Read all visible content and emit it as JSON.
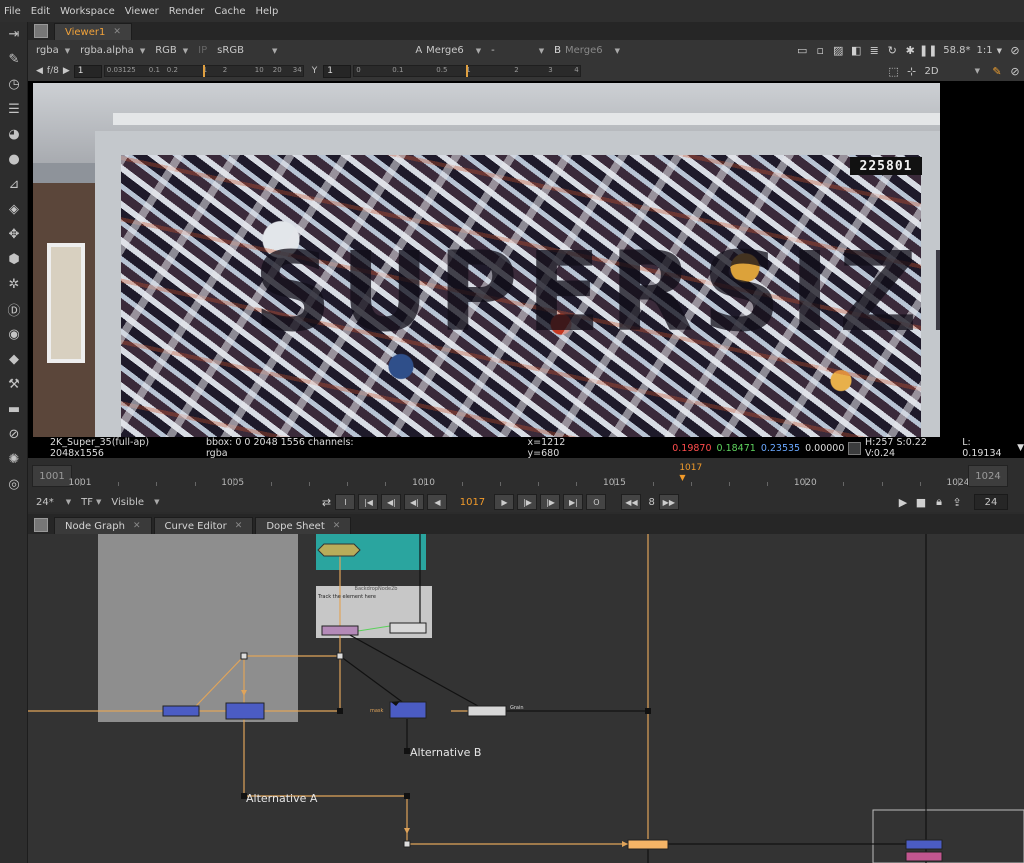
{
  "menu": [
    "File",
    "Edit",
    "Workspace",
    "Viewer",
    "Render",
    "Cache",
    "Help"
  ],
  "toolbar_icons": [
    "viewer-panel-icon",
    "paint-brush-icon",
    "clock-icon",
    "channel-icon",
    "color-wheel-icon",
    "filter-icon",
    "keyer-icon",
    "layers-icon",
    "transform-icon",
    "cube-icon",
    "particle-icon",
    "deep-icon",
    "views-icon",
    "tags-icon",
    "toolsets-icon",
    "other-icon",
    "furnace-icon",
    "settings-icon",
    "ocula-icon"
  ],
  "viewer_tab": {
    "label": "Viewer1",
    "close": "✕"
  },
  "viewer_controls": {
    "channels": "rgba",
    "layer": "rgba.alpha",
    "display": "RGB",
    "ip": "IP",
    "colorspace": "sRGB",
    "a_label": "A",
    "a_input": "Merge6",
    "wipe": "-",
    "b_label": "B",
    "b_input": "Merge6",
    "zoom": "58.8*",
    "ratio": "1:1"
  },
  "viewer_controls2": {
    "fstop": "f/8",
    "gain": "1",
    "gain_ruler": [
      "0.03125",
      "0.1",
      "0.2",
      "1",
      "2",
      "10",
      "20",
      "34"
    ],
    "gamma_label": "Y",
    "gamma": "1",
    "gamma_ruler": [
      "0",
      "0.1",
      "0.5",
      "1",
      "2",
      "3",
      "4"
    ],
    "view_mode": "2D"
  },
  "image": {
    "number_plate": "225801",
    "letters": "SUPERSIZE"
  },
  "info_bar": {
    "format": "2K_Super_35(full-ap) 2048x1556",
    "bbox": "bbox: 0 0 2048 1556 channels: rgba",
    "coords": "x=1212 y=680",
    "r": "0.19870",
    "g": "0.18471",
    "b": "0.23535",
    "a": "0.00000",
    "hsv": "H:257 S:0.22 V:0.24",
    "lum": "L: 0.19134",
    "colors": {
      "r": "#ff4d4d",
      "g": "#5ed35e",
      "b": "#6aa8ff"
    }
  },
  "timeline": {
    "start": "1001",
    "end": "1024",
    "current": "1017",
    "labels": [
      "1001",
      "1005",
      "1010",
      "1015",
      "1020",
      "1024"
    ],
    "first_frame": 1001,
    "last_frame": 1024
  },
  "transport": {
    "fps": "24*",
    "tf": "TF",
    "visible": "Visible",
    "frame": "1017",
    "increment": "8",
    "end_frame": "24"
  },
  "graph_tabs": [
    {
      "label": "Node Graph",
      "close": "✕"
    },
    {
      "label": "Curve Editor",
      "close": "✕"
    },
    {
      "label": "Dope Sheet",
      "close": "✕"
    }
  ],
  "graph": {
    "backdrop_title": "BackdropNode2b",
    "backdrop_note": "Track the element here",
    "alt_a": "Alternative A",
    "alt_b": "Alternative B",
    "mask_label": "mask",
    "grain_label": "Grain",
    "pipe_color": "#e0a45a"
  }
}
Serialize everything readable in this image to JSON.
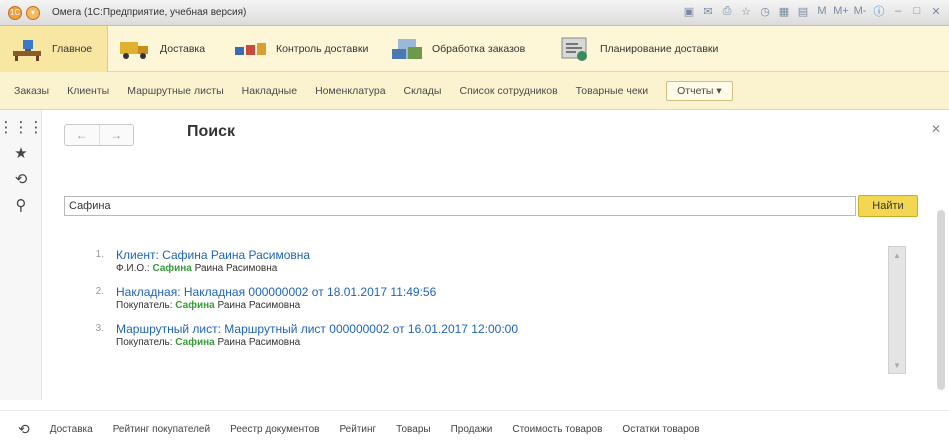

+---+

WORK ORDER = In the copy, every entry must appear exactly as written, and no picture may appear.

RESPONSE BELOW =
Read all visible content and emit it as JSON.
{
  "menu": [
    "File",
    "Edit",
    "Workspace",
    "Viewer",
    "Render",
    "Cache",
    "Help"
  ],
  "toolbar_icons": [
    "viewer-panel-icon",
    "paint-brush-icon",
    "clock-icon",
    "channel-icon",
    "color-wheel-icon",
    "filter-icon",
    "keyer-icon",
    "layers-icon",
    "transform-icon",
    "cube-icon",
    "particle-icon",
    "deep-icon",
    "views-icon",
    "tags-icon",
    "toolsets-icon",
    "other-icon",
    "furnace-icon",
    "settings-icon",
    "ocula-icon"
  ],
  "viewer_tab": {
    "label": "Viewer1",
    "close": "✕"
  },
  "viewer_controls": {
    "channels": "rgba",
    "layer": "rgba.alpha",
    "display": "RGB",
    "ip": "IP",
    "colorspace": "sRGB",
    "a_label": "A",
    "a_input": "Merge6",
    "wipe": "-",
    "b_label": "B",
    "b_input": "Merge6",
    "zoom": "58.8*",
    "ratio": "1:1"
  },
  "viewer_controls2": {
    "fstop": "f/8",
    "gain": "1",
    "gain_ruler": [
      "0.03125",
      "0.1",
      "0.2",
      "1",
      "2",
      "10",
      "20",
      "34"
    ],
    "gamma_label": "Y",
    "gamma": "1",
    "gamma_ruler": [
      "0",
      "0.1",
      "0.5",
      "1",
      "2",
      "3",
      "4"
    ],
    "view_mode": "2D"
  },
  "image": {
    "number_plate": "225801",
    "letters": "SUPERSIZE"
  },
  "info_bar": {
    "format": "2K_Super_35(full-ap) 2048x1556",
    "bbox": "bbox: 0 0 2048 1556 channels: rgba",
    "coords": "x=1212 y=680",
    "r": "0.19870",
    "g": "0.18471",
    "b": "0.23535",
    "a": "0.00000",
    "hsv": "H:257 S:0.22 V:0.24",
    "lum": "L: 0.19134",
    "colors": {
      "r": "#ff4d4d",
      "g": "#5ed35e",
      "b": "#6aa8ff"
    }
  },
  "timeline": {
    "start": "1001",
    "end": "1024",
    "current": "1017",
    "labels": [
      "1001",
      "1005",
      "1010",
      "1015",
      "1020",
      "1024"
    ],
    "first_frame": 1001,
    "last_frame": 1024
  },
  "transport": {
    "fps": "24*",
    "tf": "TF",
    "visible": "Visible",
    "frame": "1017",
    "increment": "8",
    "end_frame": "24"
  },
  "graph_tabs": [
    {
      "label": "Node Graph",
      "close": "✕"
    },
    {
      "label": "Curve Editor",
      "close": "✕"
    },
    {
      "label": "Dope Sheet",
      "close": "✕"
    }
  ],
  "graph": {
    "backdrop_title": "BackdropNode2b",
    "backdrop_note": "Track the element here",
    "alt_a": "Alternative A",
    "alt_b": "Alternative B",
    "mask_label": "mask",
    "grain_label": "Grain",
    "pipe_color": "#e0a45a"
  }
}
Serialize everything readable in this image to JSON.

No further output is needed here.